That word is love.
One word frees us from all the weight and pain of life. That word is love.
Maybe. Maybe love does free us but sometimes it feels like love is also the very thing that will rip me in half. Love creates a willingness to be open and vulnerable to life, and in that willingness we are open and vulnerable to the pain that only someone we love can inflict.
I’m not saying it’s a bad thing. The ability to be vulnerable is something to be grateful for. Everyone knows someone who is not able to do that. They are shifty-eyed at parties, looking as though their need to leave is literally giving them a rash; they keep themselves walled off, a step removed, unable to fully give or receive. They deflect compliments and criticism with equal vigor.
As someone who used to be one of those people, part of me really appreciates being able to feel my hurt feelings so deeply. But admittedly, part of me just wants to move on. And many days I do. I wake up to find I am present only in the present, and I am elated.
But there are moments. There are moments when I feel the pain clawing its way out of the soft soil of its grave at my feet. It sears my skin as it climbs up my legs, over my abdomen, onto my breastbone where the weight of it hangs as if on hooks that puncture the pale flesh there and scrape against the bone.
When I feel it starting its ascent, I reach for anything to beat it down, to put out its fire. I try all the usual things. I crank the music ever louder until my pets retreat to other rooms. I pour a few fingers of Crown on the rocks, attempting to fight its fire with the heat of Canadian whisky. But the usual things are ineffective.
So I think about pretty things. The dense clouds big as freighters cutting across the valley outside my window. The granite boulders with their speckled, roughened skin hunkered in my yard like prehistoric behemoths hiding from hunters in the hills.
I think about the tiny purple flowers bursting into starshapes in the gravel of my driveway.
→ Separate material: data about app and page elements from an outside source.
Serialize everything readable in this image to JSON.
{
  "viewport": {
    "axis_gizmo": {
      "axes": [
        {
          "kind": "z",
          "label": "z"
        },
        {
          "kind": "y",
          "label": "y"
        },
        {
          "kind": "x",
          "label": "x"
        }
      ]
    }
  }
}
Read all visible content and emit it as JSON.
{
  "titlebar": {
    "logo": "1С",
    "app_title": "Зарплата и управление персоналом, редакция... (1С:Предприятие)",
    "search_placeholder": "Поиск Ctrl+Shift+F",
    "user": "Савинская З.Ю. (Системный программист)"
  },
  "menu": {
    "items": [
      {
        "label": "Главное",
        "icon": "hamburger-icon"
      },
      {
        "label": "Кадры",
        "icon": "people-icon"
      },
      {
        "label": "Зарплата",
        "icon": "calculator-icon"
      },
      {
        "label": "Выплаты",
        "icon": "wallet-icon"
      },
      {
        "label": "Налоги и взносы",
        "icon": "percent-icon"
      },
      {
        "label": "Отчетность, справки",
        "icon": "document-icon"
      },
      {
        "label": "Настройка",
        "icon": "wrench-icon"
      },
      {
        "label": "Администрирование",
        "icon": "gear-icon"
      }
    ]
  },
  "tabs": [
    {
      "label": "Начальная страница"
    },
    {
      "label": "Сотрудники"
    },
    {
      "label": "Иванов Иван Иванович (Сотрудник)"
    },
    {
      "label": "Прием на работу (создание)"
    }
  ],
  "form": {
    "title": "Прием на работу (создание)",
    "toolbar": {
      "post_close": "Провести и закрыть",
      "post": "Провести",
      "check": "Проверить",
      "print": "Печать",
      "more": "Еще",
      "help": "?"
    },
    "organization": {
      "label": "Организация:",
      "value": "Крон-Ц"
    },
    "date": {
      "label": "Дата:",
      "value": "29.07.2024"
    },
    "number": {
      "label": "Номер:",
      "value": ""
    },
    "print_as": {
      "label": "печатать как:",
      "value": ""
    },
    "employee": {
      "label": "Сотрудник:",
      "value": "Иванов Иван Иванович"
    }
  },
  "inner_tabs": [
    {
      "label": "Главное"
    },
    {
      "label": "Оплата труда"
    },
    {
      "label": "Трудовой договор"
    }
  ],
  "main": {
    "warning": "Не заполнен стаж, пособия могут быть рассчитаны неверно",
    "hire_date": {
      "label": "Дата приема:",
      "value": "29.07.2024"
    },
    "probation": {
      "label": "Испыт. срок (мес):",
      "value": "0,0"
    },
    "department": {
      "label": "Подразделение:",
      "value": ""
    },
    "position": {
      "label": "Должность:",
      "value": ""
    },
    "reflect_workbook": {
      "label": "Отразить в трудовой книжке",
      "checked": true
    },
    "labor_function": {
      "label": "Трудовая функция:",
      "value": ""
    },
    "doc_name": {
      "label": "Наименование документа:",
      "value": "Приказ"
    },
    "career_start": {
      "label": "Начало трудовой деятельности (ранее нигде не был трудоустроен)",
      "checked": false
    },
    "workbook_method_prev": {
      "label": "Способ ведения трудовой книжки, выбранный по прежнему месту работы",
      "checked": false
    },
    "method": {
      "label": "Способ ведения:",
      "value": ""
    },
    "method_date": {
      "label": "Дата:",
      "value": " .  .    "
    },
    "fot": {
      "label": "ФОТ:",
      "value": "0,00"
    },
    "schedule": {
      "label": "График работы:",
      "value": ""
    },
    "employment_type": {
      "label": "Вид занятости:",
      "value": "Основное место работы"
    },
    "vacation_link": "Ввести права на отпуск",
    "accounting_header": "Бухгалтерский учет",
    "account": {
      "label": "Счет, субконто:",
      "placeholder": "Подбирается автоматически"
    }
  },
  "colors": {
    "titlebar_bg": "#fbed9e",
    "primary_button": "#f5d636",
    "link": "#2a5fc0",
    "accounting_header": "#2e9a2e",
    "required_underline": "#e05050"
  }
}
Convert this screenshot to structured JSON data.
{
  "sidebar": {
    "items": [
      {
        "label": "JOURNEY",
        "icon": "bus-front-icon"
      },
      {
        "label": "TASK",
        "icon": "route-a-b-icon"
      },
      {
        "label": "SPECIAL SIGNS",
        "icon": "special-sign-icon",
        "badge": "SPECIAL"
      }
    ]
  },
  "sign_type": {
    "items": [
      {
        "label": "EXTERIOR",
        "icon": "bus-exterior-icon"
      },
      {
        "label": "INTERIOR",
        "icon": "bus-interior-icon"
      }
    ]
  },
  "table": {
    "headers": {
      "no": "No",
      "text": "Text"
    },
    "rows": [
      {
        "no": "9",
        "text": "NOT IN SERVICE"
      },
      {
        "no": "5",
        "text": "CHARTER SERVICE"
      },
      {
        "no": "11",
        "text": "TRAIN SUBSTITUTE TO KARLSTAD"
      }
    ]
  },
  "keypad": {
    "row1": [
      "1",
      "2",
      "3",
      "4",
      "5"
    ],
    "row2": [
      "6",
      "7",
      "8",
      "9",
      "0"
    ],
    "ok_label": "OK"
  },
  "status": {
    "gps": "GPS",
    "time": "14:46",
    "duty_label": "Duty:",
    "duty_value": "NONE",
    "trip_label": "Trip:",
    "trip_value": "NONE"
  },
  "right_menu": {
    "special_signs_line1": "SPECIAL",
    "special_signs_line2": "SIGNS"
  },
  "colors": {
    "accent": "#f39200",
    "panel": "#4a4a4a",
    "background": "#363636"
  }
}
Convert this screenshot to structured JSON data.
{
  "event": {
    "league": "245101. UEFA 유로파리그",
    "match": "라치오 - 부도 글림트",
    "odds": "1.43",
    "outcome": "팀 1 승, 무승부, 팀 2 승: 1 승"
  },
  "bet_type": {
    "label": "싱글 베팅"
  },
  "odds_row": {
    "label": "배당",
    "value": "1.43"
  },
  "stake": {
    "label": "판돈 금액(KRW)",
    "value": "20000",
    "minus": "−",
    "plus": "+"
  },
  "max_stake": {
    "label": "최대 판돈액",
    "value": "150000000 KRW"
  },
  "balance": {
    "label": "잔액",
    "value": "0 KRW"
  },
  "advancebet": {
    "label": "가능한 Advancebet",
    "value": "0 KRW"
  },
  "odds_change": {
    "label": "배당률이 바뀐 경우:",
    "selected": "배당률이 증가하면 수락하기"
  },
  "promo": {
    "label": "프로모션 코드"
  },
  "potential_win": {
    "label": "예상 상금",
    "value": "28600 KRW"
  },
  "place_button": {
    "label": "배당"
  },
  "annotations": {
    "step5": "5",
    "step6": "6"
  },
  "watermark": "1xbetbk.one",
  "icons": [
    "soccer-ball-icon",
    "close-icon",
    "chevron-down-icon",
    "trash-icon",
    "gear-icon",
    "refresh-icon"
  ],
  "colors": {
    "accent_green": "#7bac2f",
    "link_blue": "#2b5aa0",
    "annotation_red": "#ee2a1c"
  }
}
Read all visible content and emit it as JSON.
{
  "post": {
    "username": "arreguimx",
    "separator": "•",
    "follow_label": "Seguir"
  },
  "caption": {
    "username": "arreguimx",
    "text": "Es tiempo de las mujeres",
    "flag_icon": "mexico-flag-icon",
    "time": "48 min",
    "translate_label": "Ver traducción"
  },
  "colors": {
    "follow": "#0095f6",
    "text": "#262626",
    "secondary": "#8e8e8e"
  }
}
The flat green fans of miner’s lettuce waving in the breeze.
I think of the last time the late afternoon sun pressed itself against my west-facing window, how I stood there, face turned to one side, and felt the planet shift beneath me. How that red-tailed hawk sailed by at eye level, and I could see the subtle movements of his body as he negotiated with a headwind.
I think about collective consciousness, how these moments of elation and love serve future generations. How those generations are born ready to live what we’ve imagined.
And for a moment or a day or a week, as I stand very still, I feel the beast unhook itself from my frame. I feel it recede, gently, like a lover trying not to wake you as he untangles himself from the sheets. Hours pass and I feel the beast’s flames turn cool as it slides down my thighs and pools at my feet, now a tepid puddle of monsoon rain gathering faster than the earth can absorb it.
I wait for the ground to dry, for the wind to stir. And when a hawk passes overhead, I imagine that he hears my silent pleas, that he’ll carry my message to the future me. He’ll tell her not to worry, to keep moving, that a magical life has already been imagined for her, and all she has to do is live it.